Crashes apparently related to code size

I am attempting to implement a fairly complicated calculation, involving the inverse of a 5x5 matrix with complex elements. I calculate the determinant of the matrix by hand, with a large number of lines like this:

det += n15*n24*n33*n42*n51;

where nIJ is the (I, J)th element of the matrix. (It’s not my fault; I inherited this code from someone else and am porting it to CUDA.) However, the program crashes if I include too many of these lines. It is not any particular line that causes the problem - if I comment out the first three, I can add three more at the end without causing a crash. So it appears that this crash is related to some sort of memory issue with spill loads or stores. Does anyone have experience with nvcc getting confused, or running out of “spill memory”, if the code uses too many local variables? If so, how did you fix it?

I’ve tried reorganising the code to use an accumulator variable instead of the quintuple multiplication above, so that the line looks like this:

devcomplex<double> acc(0, 0);
acc  = n15;
acc *= n24;
acc *= n33;
acc *= n42;
acc *= n51;
det += acc;

where ‘devcomplex’ is my complex-number type; this allows me to include more lines, but not enough for the whole calculation. Does anyone have advice along these lines for reducing the memory footprint of the calculation?

I’ve reproduced this problem with CUDA 4.2 and 5.0, on C2050 and C2070.

My next approach will be to see if I can outsource the matrix inversion to cuBLAS. Any other ideas are also welcome.

What does NVCC report when the “-Xptxas=-v” option is enabled?

An immense series of mults and adds, like so:

add.f64         %fd289, %fd286, %fd288;
	.loc 34 622 1
	mul.f64         %fd290, %fd174, %fd182;
        .loc 5 2416 3
        div.rn.f64      %fd291, %fd290, %fd155;
        .loc 18 67 1
	add.f64         %fd292, %fd289, %fd291;
	.loc 34 622 1
        mul.f64         %fd293, %fd178, %fd178;
	.loc 5 2416 3
	div.rn.f64      %fd294, %fd293, %fd126;
        .loc 18 67 1
	add.f64         %fd295, %fd294, 0d0000000000000000;
        .loc 34 622 1
	mul.f64         %fd296, %fd179, %fd179;
        .loc 5 2416 3
	div.rn.f64      %fd297, %fd296, %fd134;
        .loc 18 67 1
        add.f64         %fd298, %fd295, %fd297;
	.loc 34 622 1
        mul.f64         %fd299, %fd180, %fd180;

This looks to me like the inlined addition and multiplication functions of the complex type. I must confess I’m a bit discouraged at the thought of hunting through multiple pages of this to search for a problem, unless that 0d000… is significant?

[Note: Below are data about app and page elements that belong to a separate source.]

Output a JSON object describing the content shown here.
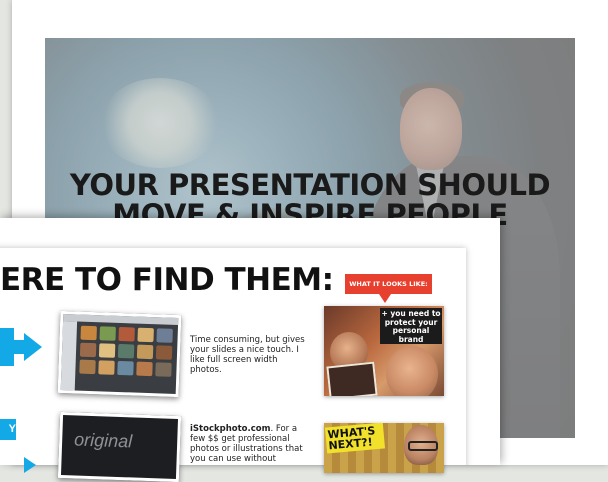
{
  "back_slide": {
    "title_line1": "YOUR PRESENTATION SHOULD",
    "title_line2": "MOVE & INSPIRE PEOPLE"
  },
  "front_slide": {
    "title": "ERE TO FIND THEM:",
    "badge": "WHAT IT LOOKS LIKE:",
    "side_label": "Y",
    "row1": {
      "description": "Time consuming, but gives your slides a nice touch. I like full screen width photos.",
      "example_caption": "+ you need to protect your personal brand"
    },
    "row2": {
      "site": "iStockphoto.com",
      "description_rest": ". For a few $$ get professional photos or illustrations that you can use without",
      "screenshot_logo": "original",
      "example_label": "WHAT'S NEXT?!"
    }
  }
}
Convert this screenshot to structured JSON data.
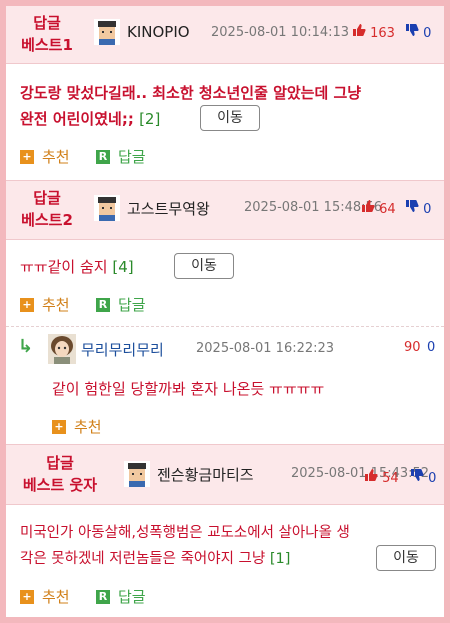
{
  "best1": {
    "badge_line1": "답글",
    "badge_line2": "베스트1",
    "nick": "KINOPIO",
    "date": "2025-08-01 10:14:13",
    "up": "163",
    "down": "0",
    "text_line1": "강도랑 맞섰다길래.. 최소한 청소년인줄 알았는데 그냥",
    "text_line2": "완전 어린이였네;;",
    "reply_count": "[2]",
    "move_label": "이동",
    "recommend_label": "추천",
    "reply_label": "답글"
  },
  "best2": {
    "badge_line1": "답글",
    "badge_line2": "베스트2",
    "nick": "고스트무역왕",
    "date": "2025-08-01 15:48:56",
    "up": "64",
    "down": "0",
    "text_line1": "ㅠㅠ같이 숨지",
    "reply_count": "[4]",
    "move_label": "이동",
    "recommend_label": "추천",
    "reply_label": "답글"
  },
  "reply": {
    "arrow": "↳",
    "nick": "무리무리무리",
    "date": "2025-08-01 16:22:23",
    "up": "90",
    "down": "0",
    "text": "같이 험한일 당할까봐 혼자 나온듯 ㅠㅠㅠㅠ",
    "recommend_label": "추천"
  },
  "best3": {
    "badge_line1": "답글",
    "badge_line2": "베스트 웃자",
    "nick": "젠슨황금마티즈",
    "date": "2025-08-01 15:43:52",
    "up": "54",
    "down": "0",
    "text_line1": "미국인가 아동살해,성폭행범은 교도소에서 살아나올 생",
    "text_line2": "각은 못하겠네 저런놈들은 죽어야지 그냥",
    "reply_count": "[1]",
    "move_label": "이동",
    "recommend_label": "추천",
    "reply_label": "답글"
  },
  "colors": {
    "accent_red": "#c8102e",
    "up_red": "#d62c2c",
    "down_blue": "#1b3fb0",
    "header_pink": "#fce8ea",
    "outer_pink": "#f3b8bd"
  }
}
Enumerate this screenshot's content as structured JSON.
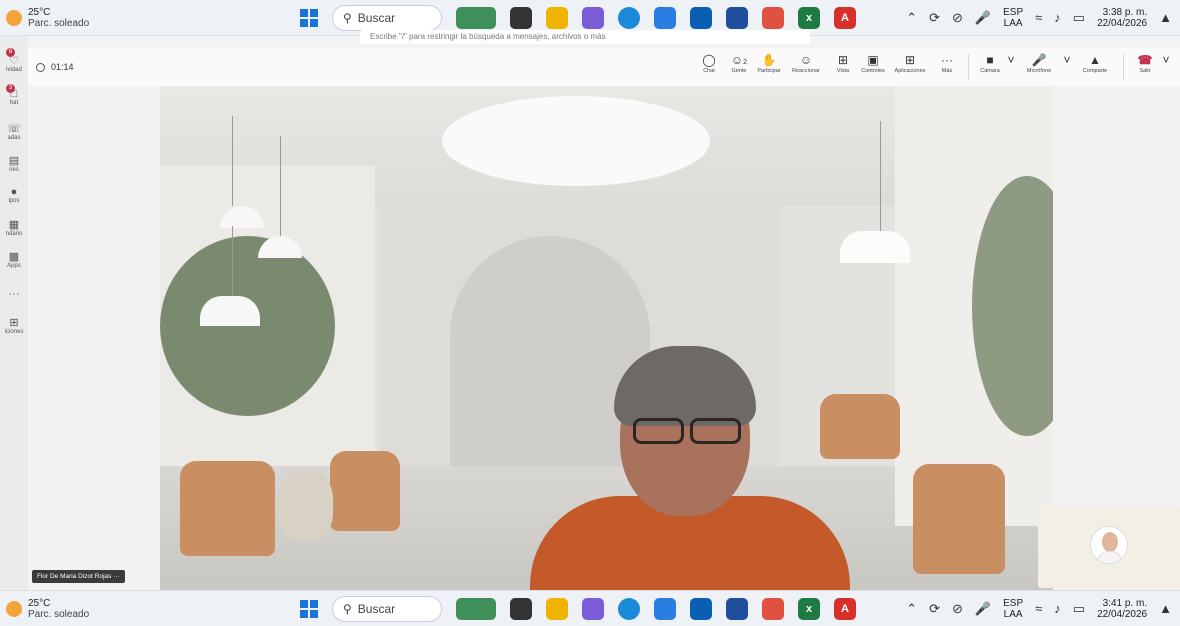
{
  "taskbar_top": {
    "weather_temp": "25°C",
    "weather_desc": "Parc. soleado",
    "search_label": "Buscar",
    "lang_top": "ESP",
    "lang_bottom": "LAA",
    "time": "3:38 p. m.",
    "date": "22/04/2026"
  },
  "teams": {
    "search_placeholder": "Escribe \"/\" para restringir la búsqueda a mensajes, archivos o más",
    "timer": "01:14",
    "sidebar": [
      {
        "label": "ividad",
        "badge": "6"
      },
      {
        "label": "hat",
        "badge": "3"
      },
      {
        "label": "adas"
      },
      {
        "label": "nes"
      },
      {
        "label": "ipos"
      },
      {
        "label": "ndario"
      },
      {
        "label": "Apps"
      },
      {
        "label": ""
      },
      {
        "label": "iciones"
      }
    ],
    "toolbar": {
      "chat": "Chat",
      "people": "Gente",
      "people_count": "2",
      "raise": "Participar",
      "react": "Reaccionar",
      "view": "Vista",
      "controls": "Controles",
      "apps": "Aplicaciones",
      "more": "Más",
      "camera": "Cámara",
      "mic": "Micrófono",
      "share": "Comparte",
      "leave": "Salir"
    },
    "participant_name": "Flor De Maria Dizot Rojas",
    "participant_more": "···"
  },
  "taskbar_bottom": {
    "weather_temp": "25°C",
    "weather_desc": "Parc. soleado",
    "search_label": "Buscar",
    "lang_top": "ESP",
    "lang_bottom": "LAA",
    "time": "3:41 p. m.",
    "date": "22/04/2026"
  },
  "colors": {
    "accent_blue": "#1a73d9",
    "leave_red": "#c4314b",
    "shirt": "#c45a2a"
  }
}
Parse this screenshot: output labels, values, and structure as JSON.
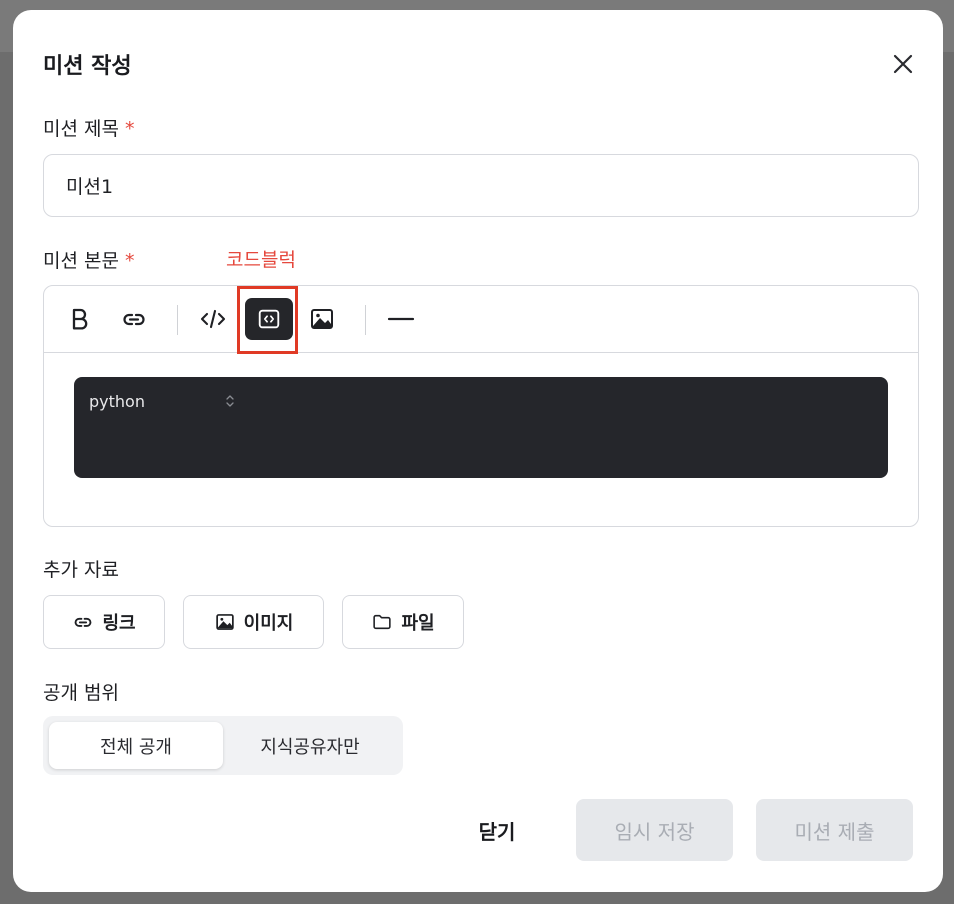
{
  "modal": {
    "title": "미션 작성",
    "close_icon": "close-icon"
  },
  "form": {
    "title_label": "미션 제목",
    "required_mark": "*",
    "title_value": "미션1",
    "body_label": "미션 본문",
    "annotation": "코드블럭"
  },
  "toolbar": {
    "items": [
      {
        "icon": "bold-icon"
      },
      {
        "icon": "link-icon"
      },
      {
        "icon": "inline-code-icon"
      },
      {
        "icon": "code-block-icon",
        "active": true
      },
      {
        "icon": "image-icon"
      },
      {
        "icon": "horizontal-rule-icon"
      }
    ]
  },
  "code_block": {
    "language": "python"
  },
  "attachments": {
    "label": "추가 자료",
    "buttons": [
      {
        "label": "링크",
        "icon": "link-icon"
      },
      {
        "label": "이미지",
        "icon": "image-icon"
      },
      {
        "label": "파일",
        "icon": "folder-icon"
      }
    ]
  },
  "visibility": {
    "label": "공개 범위",
    "options": [
      {
        "label": "전체 공개",
        "selected": true
      },
      {
        "label": "지식공유자만",
        "selected": false
      }
    ]
  },
  "footer": {
    "close_label": "닫기",
    "draft_label": "임시 저장",
    "submit_label": "미션 제출"
  },
  "colors": {
    "required": "#e5483d",
    "annotation": "#e03a25",
    "code_bg": "#25262b",
    "disabled_bg": "#e6e8eb"
  }
}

Why not try the “batched solver” package from the registered developer website? That includes optimized code to invert small matrices. The source comes with a BSD license so you should be able to incorporate it into just about any type of project.

The “0d0000000000000000” in the PTX code above is the hexadecimal representation of 0.0. Note that IEEE-754 semantics disallow the transformation x + 0 -> x, so adding 0.0 is not advised.

Of what nature is the “crash”? Is it a compile time issue or a run-time issue? If it is the former, does the compiler emit an error messages, segfault, … ? If it is the latter what status is returned by the kernel launch and surrounding CUDA APIs? Do youe get a time-ount, unspecified launch failure, … ?

The addition of zero seems odd. Perhaps it is the first time something initialised to zero is used, and the compiler just took the static zero instead of a register? But then you have to wonder why it does the addition at all. I find this confusing.

The problem occurs at runtime. I am using the Thrust library, so I’m getting a somewhat un-informative thrust::system_error. I’ll see if I can extract the function from my framework and make a minimal program that shows the error, with raw CUDA kernel launches.

I will try the batched solver, as you suggest.

Sorry, I am not familiar with Thrust. If this problem occurs with the latest shipping CUDA version, i.e. CUDA 5.5, consider filing a bug via the bug reporting form linked from the registered developer website.

As long as your batch sizes are sufficiently large, you should get excellent performance from the batched matrix inverse, as for very small matrices each matrix is inverted by a single thread with all of the intermediate data kept in registers.

Back to this, and somewhat confused. I stripped the offending code out of my framework and put it in a kernel, which no longer crashes. It does however produce strange results when run with many threads. In particular, for one thread it produces sensible output:

i[0][0] : (0.736739, 0.016569) 
det: (1.435338, -2.694346)
Result: 0 0

but for 513 threads it does something strange:

Result: -1.45682e+144 -1.45682e+144

I find this 513 very suspicious, since for 512 it gives the same output as for 1, and 1024 is the maximum number of threads per block. Looks like some issue of shared (ie spill) memory running out, perhaps?

I’ve attached the offending code.
kmat.tar (30 KB)